Wesleyan Earth Day Celebration:
Joining Art and Science to Engage Environmental Issues
Thursday, April 22, 8pm
CFA Hall
Free Admission

Reggie Wilson / Fist & Heel Performance Group:
The Good Dance—dakar/brooklyn
Friday & Saturday, April 23 & 24, 8pm
CFA Theater
Pre-performance talk by Allison Hurd ’11 on Friday, April 23 at 7:15pm, CFA Hall (formerly CFA Cinema)

For more Earth Day events happening this week, see the calendar organized by SAGES, Wesleyan’s Sustainability Advisory Group for Environmental Stewardship.

A Student’s Journey with The Good Dance

Reggie Wilson is a choreographer who has spent years traveling throughout Africa to research traditional and contemporary dance forms that inform the work of his Brooklyn-based company, Fist & Heel Performance Group.   Many of his friends and fans were thrilled when his latest work, a collaboration with Senegal’s Compagnie 1er Temps, The Good Dance: dakar/Brooklyn, was selected as the final event of the prestigious Brooklyn Academy of Music Next Wave Festival.  In her December 17 review, Claudia La Rocco of the New York Times writes:  “It’s hard to imagine going out on a higher note than this meticulously constructed, beautiful work”.

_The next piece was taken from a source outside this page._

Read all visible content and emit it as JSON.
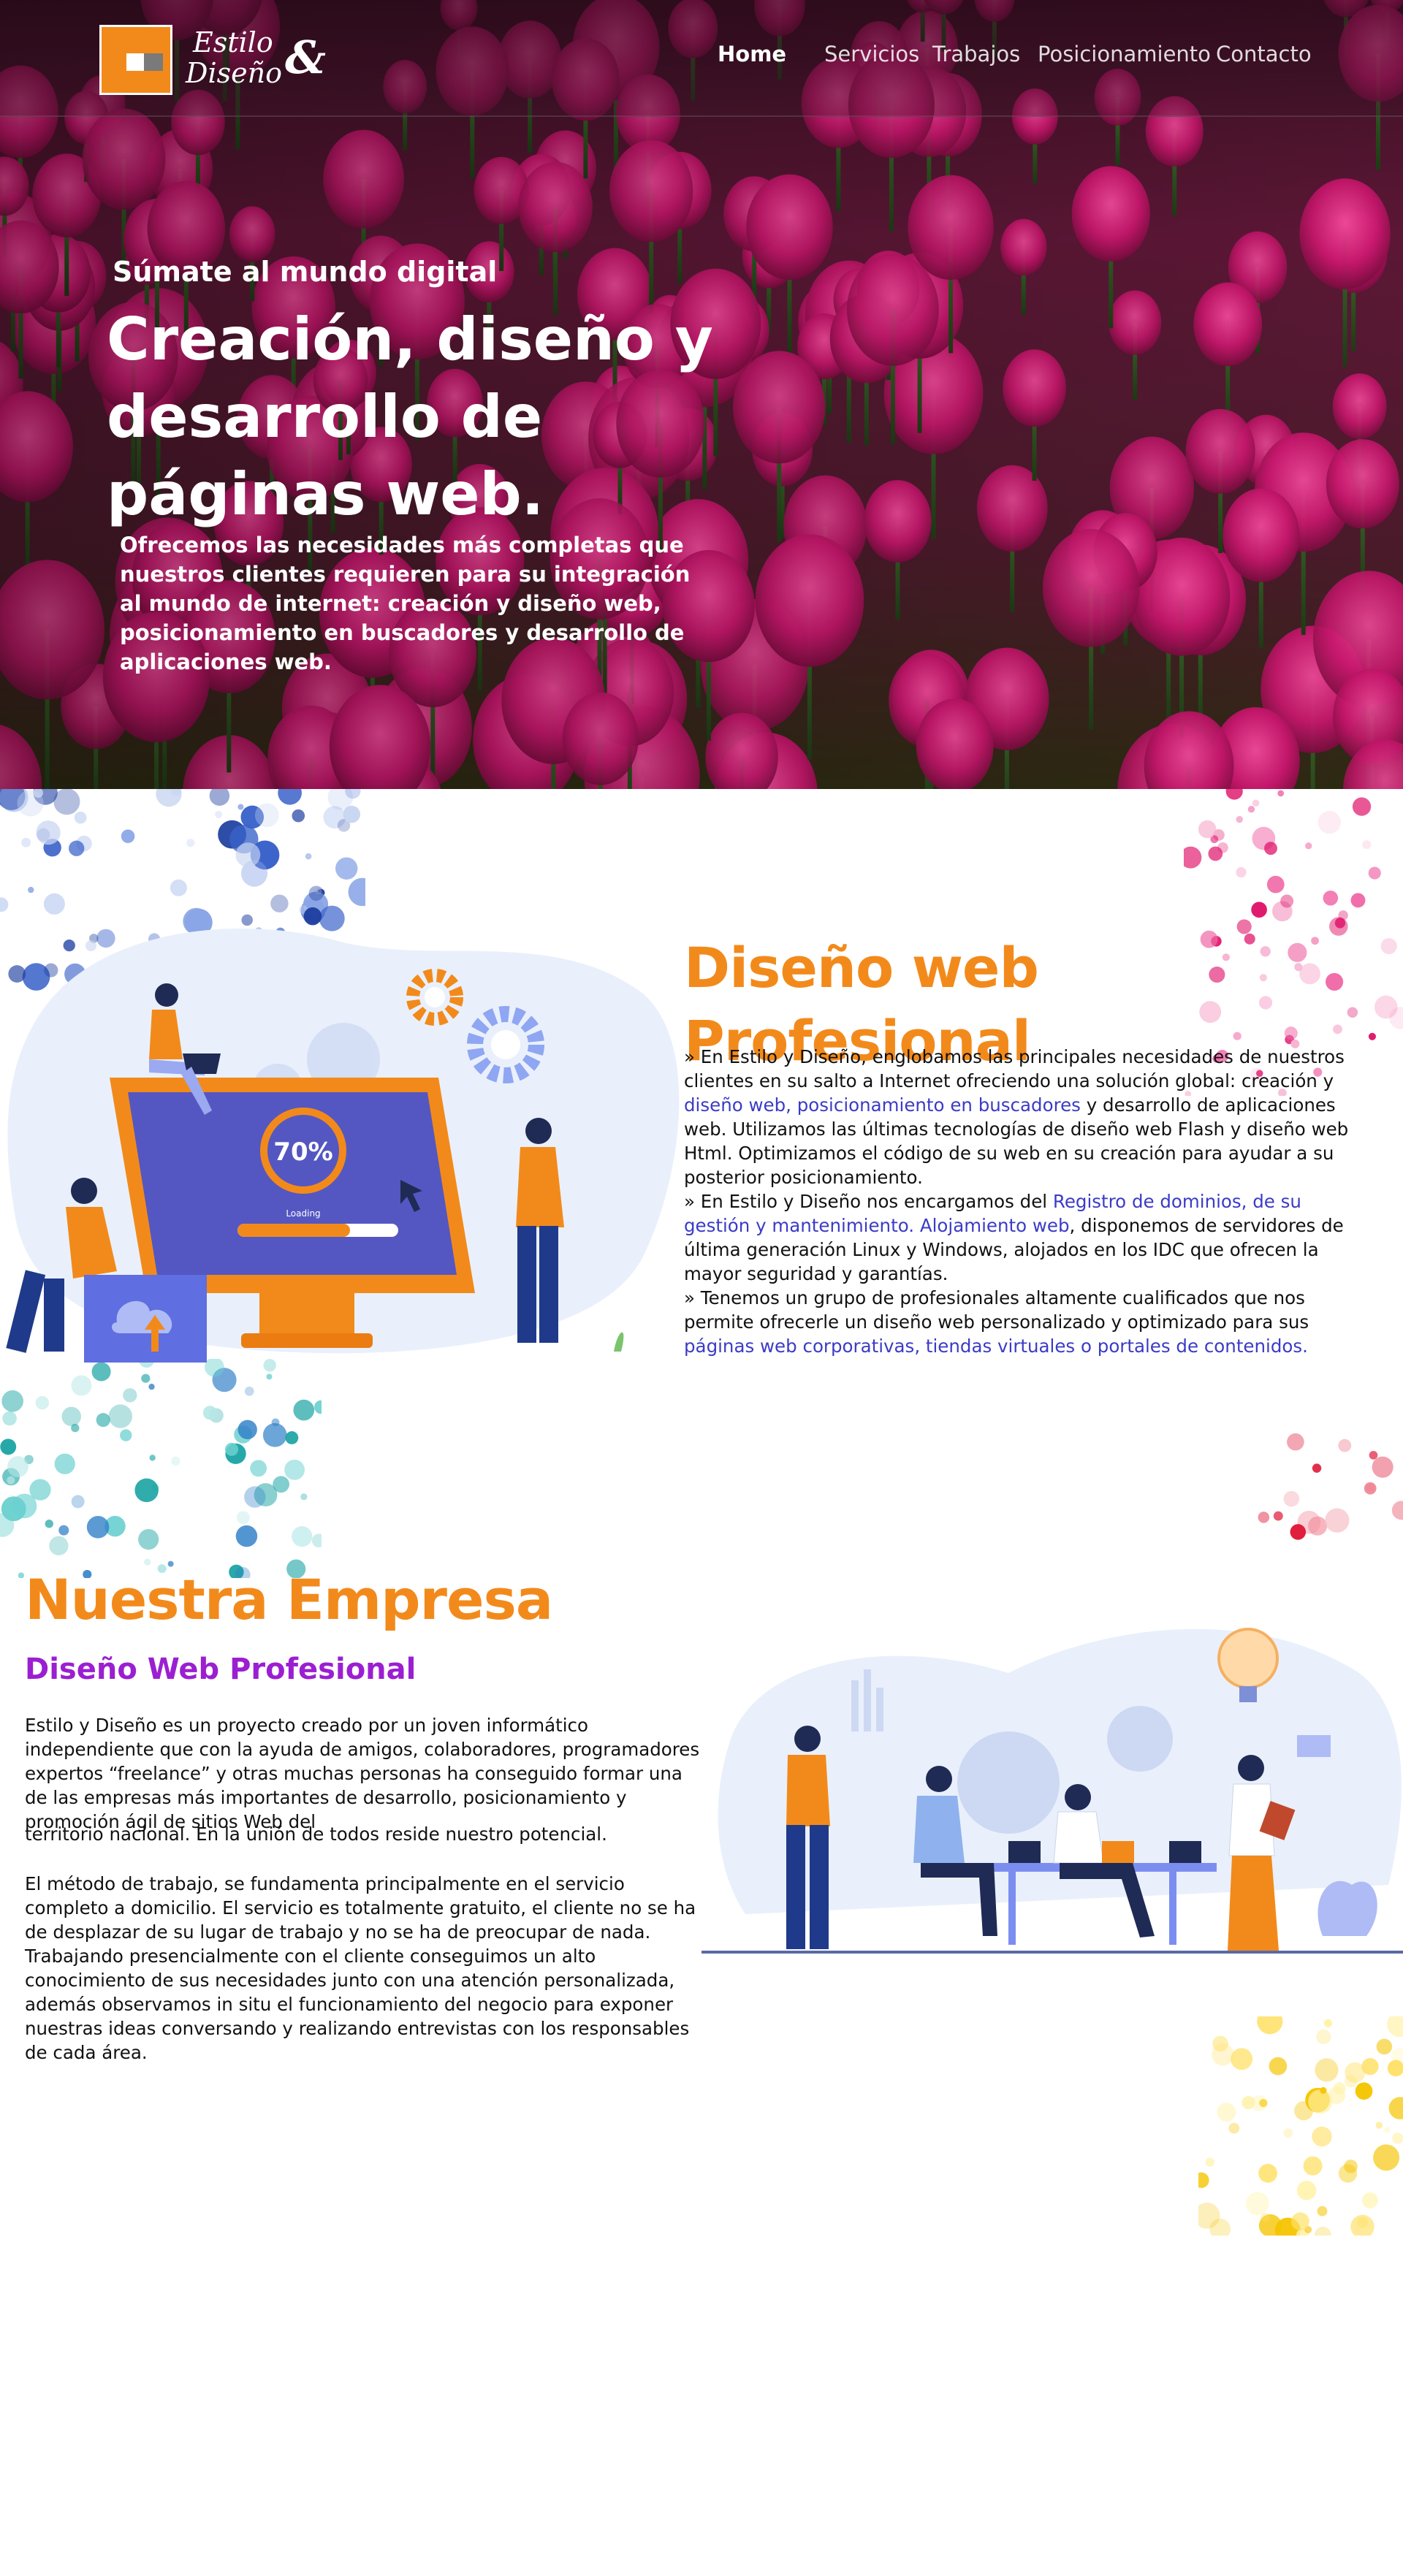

The CFA wanted to offer the opportunity to a student to follow this work in development and gave its first Creative Campus Internship to junior Alison Hurd.  Hurd assisted Wilson, choreographer Andréya Ouamba and their combined companies as they spent two weeks last summer in rehearsal at the Festival of Arts and Ideas in New Haven which culminated in preview performances.  (Hurd was enlisted to run the sound board).   She then worked on the company’s archives at their Brooklyn office and this year, at Wesleyan, organized an advance visit by Wilson who met with students and faculty and toured the CFA Theater.

Here is what Hurd has to say about The Good Dance:

And here is an audio file of her interview with Reggie Wilson.

The Good Dance:  dakar/Brooklyn
Reggie Wilson / Fist & Heel Performance Group
Friday & Saturday, April 23 & 24, 8pm
CFA Theater

Pre-performance talk by Allison Hurd  ’11 on Friday, April 23 at 7:15pm, CFA Hall (formerly CFA Cinema)